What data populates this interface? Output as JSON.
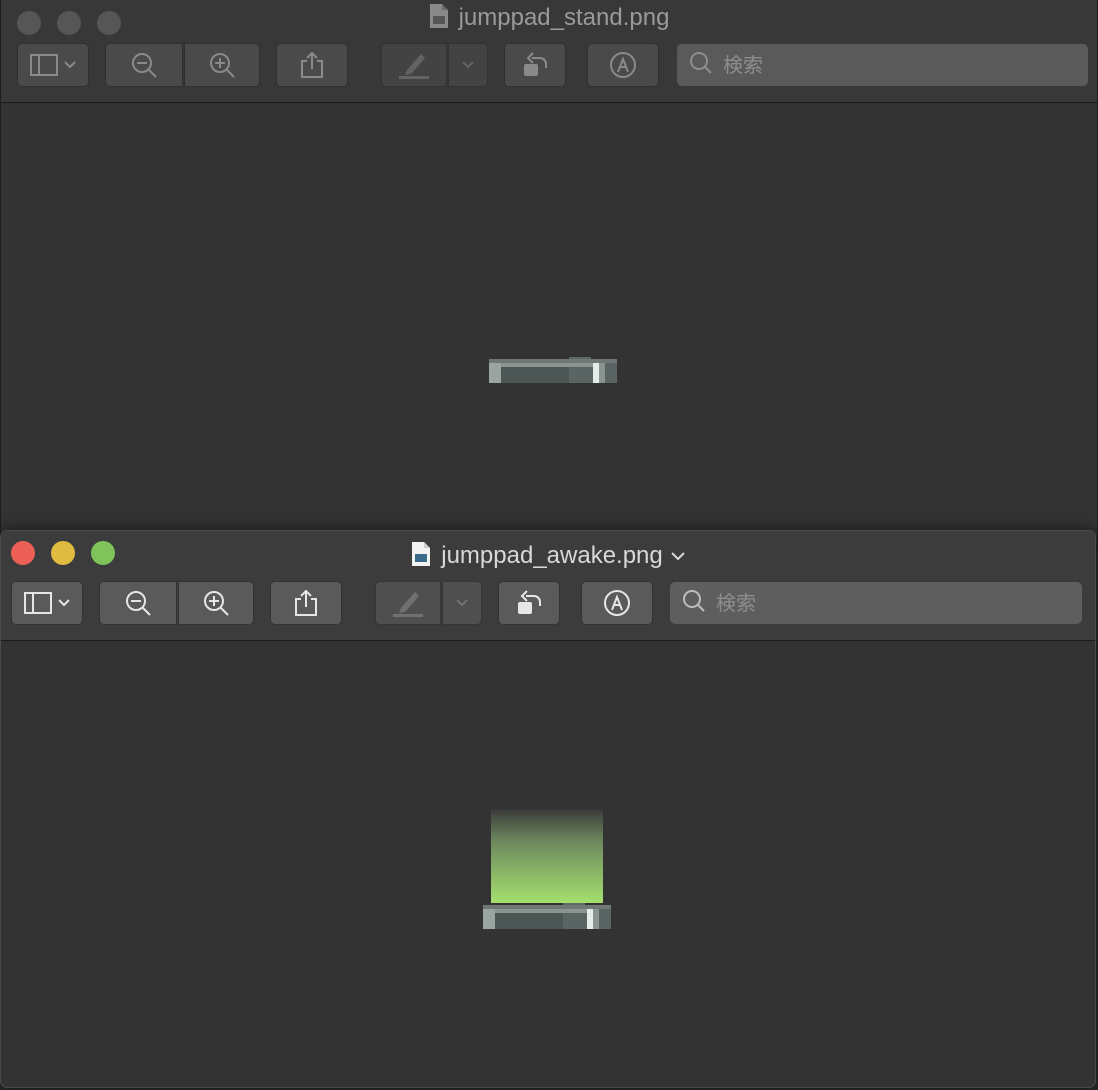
{
  "windows": {
    "back": {
      "title": "jumppad_stand.png",
      "search_placeholder": "検索",
      "active": false
    },
    "front": {
      "title": "jumppad_awake.png",
      "search_placeholder": "検索",
      "active": true
    }
  },
  "toolbar_icons": [
    "sidebar-icon",
    "chevron-down-icon",
    "zoom-out-icon",
    "zoom-in-icon",
    "share-icon",
    "highlighter-icon",
    "rotate-icon",
    "markup-icon",
    "search-icon"
  ],
  "colors": {
    "close": "#ec5f57",
    "minimize": "#e0bb41",
    "zoom": "#7fc35a",
    "glow": "#a4e06e",
    "pad_dark": "#4c5654",
    "pad_light": "#8a9592",
    "pad_highlight": "#e4ecea"
  }
}
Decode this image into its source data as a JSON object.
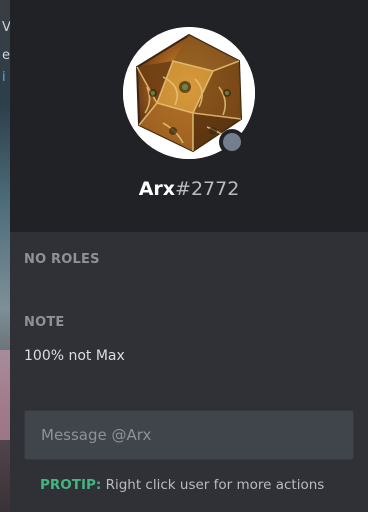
{
  "background": {
    "glyphs": [
      "V",
      "e",
      "i"
    ]
  },
  "profile": {
    "username": "Arx",
    "discriminator": "#2772",
    "status": "offline"
  },
  "sections": {
    "roles_label": "NO ROLES",
    "note_label": "NOTE",
    "note_value": "100% not Max"
  },
  "message": {
    "placeholder": "Message @Arx"
  },
  "protip": {
    "tag": "PROTIP:",
    "text": "Right click user for more actions"
  },
  "colors": {
    "header_bg": "#202225",
    "body_bg": "#2f3136",
    "status_offline": "#747f8d",
    "protip_green": "#43b581"
  }
}
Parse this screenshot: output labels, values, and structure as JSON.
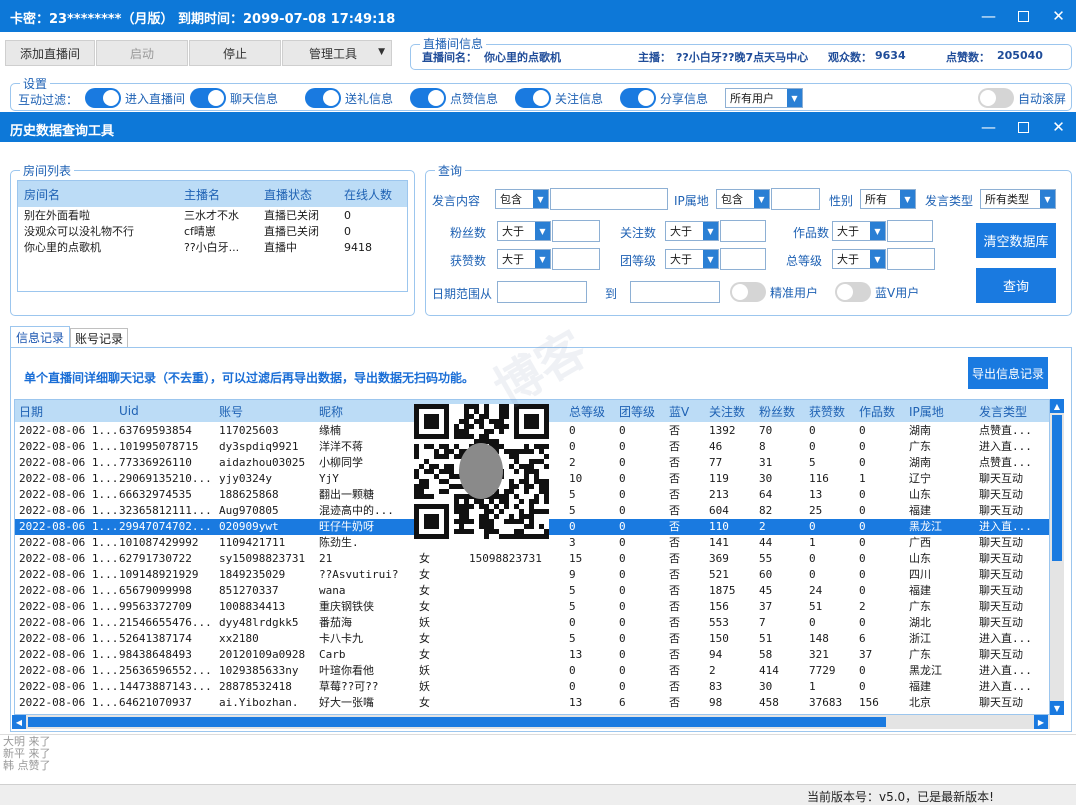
{
  "app": {
    "title": "卡密：23********（月版） 到期时间：2099-07-08 17:49:18"
  },
  "toolbar": {
    "add_room": "添加直播间",
    "start": "启动",
    "stop": "停止",
    "manage_tools": "管理工具"
  },
  "live_info": {
    "group_label": "直播间信息",
    "room_name_label": "直播间名：",
    "room_name": "你心里的点歌机",
    "host_label": "主播：",
    "host": "??小白牙??晚7点天马中心",
    "viewers_label": "观众数：",
    "viewers": "9634",
    "likes_label": "点赞数：",
    "likes": "205040"
  },
  "settings": {
    "group_label": "设置",
    "filter_label": "互动过滤：",
    "toggles": [
      "进入直播间",
      "聊天信息",
      "送礼信息",
      "点赞信息",
      "关注信息",
      "分享信息"
    ],
    "user_filter": "所有用户",
    "auto_scroll": "自动滚屏"
  },
  "history_tool": {
    "title": "历史数据查询工具"
  },
  "room_list": {
    "group_label": "房间列表",
    "columns": [
      "房间名",
      "主播名",
      "直播状态",
      "在线人数"
    ],
    "rows": [
      [
        "别在外面看啦",
        "三水才不水",
        "直播已关闭",
        "0"
      ],
      [
        "没观众可以没礼物不行",
        "cf晴崽",
        "直播已关闭",
        "0"
      ],
      [
        "你心里的点歌机",
        "??小白牙...",
        "直播中",
        "9418"
      ]
    ]
  },
  "query": {
    "group_label": "查询",
    "speech_content_label": "发言内容",
    "speech_mode": "包含",
    "ip_label": "IP属地",
    "ip_mode": "包含",
    "gender_label": "性别",
    "gender_value": "所有",
    "speech_type_label": "发言类型",
    "speech_type_value": "所有类型",
    "fans_label": "粉丝数",
    "follow_label": "关注数",
    "works_label": "作品数",
    "likes_label": "获赞数",
    "group_level_label": "团等级",
    "total_level_label": "总等级",
    "compare_value": "大于",
    "date_from_label": "日期范围从",
    "date_to_label": "到",
    "precise_user": "精准用户",
    "bluev_user": "蓝V用户",
    "clear_db": "清空数据库",
    "search": "查询"
  },
  "tabs": {
    "info": "信息记录",
    "account": "账号记录"
  },
  "records": {
    "notice": "单个直播间详细聊天记录（不去重），可以过滤后再导出数据，导出数据无扫码功能。",
    "export": "导出信息记录",
    "columns": [
      "日期",
      "Uid",
      "账号",
      "昵称",
      "",
      "",
      "总等级",
      "团等级",
      "蓝V",
      "关注数",
      "粉丝数",
      "获赞数",
      "作品数",
      "IP属地",
      "发言类型"
    ],
    "rows": [
      [
        "2022-08-06 1...",
        "63769593854",
        "117025603",
        "缘楠",
        "",
        "",
        "0",
        "0",
        "否",
        "1392",
        "70",
        "0",
        "0",
        "湖南",
        "点赞直..."
      ],
      [
        "2022-08-06 1...",
        "101995078715",
        "dy3spdiq9921",
        "洋洋不蒋",
        "",
        "",
        "0",
        "0",
        "否",
        "46",
        "8",
        "0",
        "0",
        "广东",
        "进入直..."
      ],
      [
        "2022-08-06 1...",
        "77336926110",
        "aidazhou03025",
        "小柳同学",
        "",
        "",
        "2",
        "0",
        "否",
        "77",
        "31",
        "5",
        "0",
        "湖南",
        "点赞直..."
      ],
      [
        "2022-08-06 1...",
        "29069135210...",
        "yjy0324y",
        "YjY",
        "",
        "",
        "10",
        "0",
        "否",
        "119",
        "30",
        "116",
        "1",
        "辽宁",
        "聊天互动"
      ],
      [
        "2022-08-06 1...",
        "66632974535",
        "188625868",
        "翻出一颗糖",
        "",
        "",
        "5",
        "0",
        "否",
        "213",
        "64",
        "13",
        "0",
        "山东",
        "聊天互动"
      ],
      [
        "2022-08-06 1...",
        "32365812111...",
        "Aug970805",
        "混迹高中的...",
        "",
        "",
        "5",
        "0",
        "否",
        "604",
        "82",
        "25",
        "0",
        "福建",
        "聊天互动"
      ],
      [
        "2022-08-06 1...",
        "29947074702...",
        "020909ywt",
        "旺仔牛奶呀",
        "",
        "",
        "0",
        "0",
        "否",
        "110",
        "2",
        "0",
        "0",
        "黑龙江",
        "进入直..."
      ],
      [
        "2022-08-06 1...",
        "101087429992",
        "1109421711",
        "陈劲生.",
        "",
        "",
        "3",
        "0",
        "否",
        "141",
        "44",
        "1",
        "0",
        "广西",
        "聊天互动"
      ],
      [
        "2022-08-06 1...",
        "62791730722",
        "sy15098823731",
        "21",
        "女",
        "15098823731",
        "15",
        "0",
        "否",
        "369",
        "55",
        "0",
        "0",
        "山东",
        "聊天互动"
      ],
      [
        "2022-08-06 1...",
        "109148921929",
        "1849235029",
        "??Asvutirui?",
        "女",
        "",
        "9",
        "0",
        "否",
        "521",
        "60",
        "0",
        "0",
        "四川",
        "聊天互动"
      ],
      [
        "2022-08-06 1...",
        "65679099998",
        "851270337",
        "wana",
        "女",
        "",
        "5",
        "0",
        "否",
        "1875",
        "45",
        "24",
        "0",
        "福建",
        "聊天互动"
      ],
      [
        "2022-08-06 1...",
        "99563372709",
        "1008834413",
        "重庆钢铁侠",
        "女",
        "",
        "5",
        "0",
        "否",
        "156",
        "37",
        "51",
        "2",
        "广东",
        "聊天互动"
      ],
      [
        "2022-08-06 1...",
        "21546655476...",
        "dyy48lrdgkk5",
        "番茄海",
        "妖",
        "",
        "0",
        "0",
        "否",
        "553",
        "7",
        "0",
        "0",
        "湖北",
        "聊天互动"
      ],
      [
        "2022-08-06 1...",
        "52641387174",
        "xx2180",
        "卡八卡九",
        "女",
        "",
        "5",
        "0",
        "否",
        "150",
        "51",
        "148",
        "6",
        "浙江",
        "进入直..."
      ],
      [
        "2022-08-06 1...",
        "98438648493",
        "20120109a0928",
        "Carb",
        "女",
        "",
        "13",
        "0",
        "否",
        "94",
        "58",
        "321",
        "37",
        "广东",
        "聊天互动"
      ],
      [
        "2022-08-06 1...",
        "25636596552...",
        "1029385633ny",
        "叶瑄你看他",
        "妖",
        "",
        "0",
        "0",
        "否",
        "2",
        "414",
        "7729",
        "0",
        "黑龙江",
        "进入直..."
      ],
      [
        "2022-08-06 1...",
        "14473887143...",
        "28878532418",
        "草莓??可??",
        "妖",
        "",
        "0",
        "0",
        "否",
        "83",
        "30",
        "1",
        "0",
        "福建",
        "进入直..."
      ],
      [
        "2022-08-06 1...",
        "64621070937",
        "ai.Yibozhan.",
        "好大一张嘴",
        "女",
        "",
        "13",
        "6",
        "否",
        "98",
        "458",
        "37683",
        "156",
        "北京",
        "聊天互动"
      ]
    ]
  },
  "log": [
    "大明 来了",
    "新平 来了",
    "韩 点赞了"
  ],
  "status": {
    "version": "当前版本号：v5.0，已是最新版本!"
  },
  "watermark": "博客"
}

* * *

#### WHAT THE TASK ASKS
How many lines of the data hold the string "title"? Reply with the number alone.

#### SOLUTION
4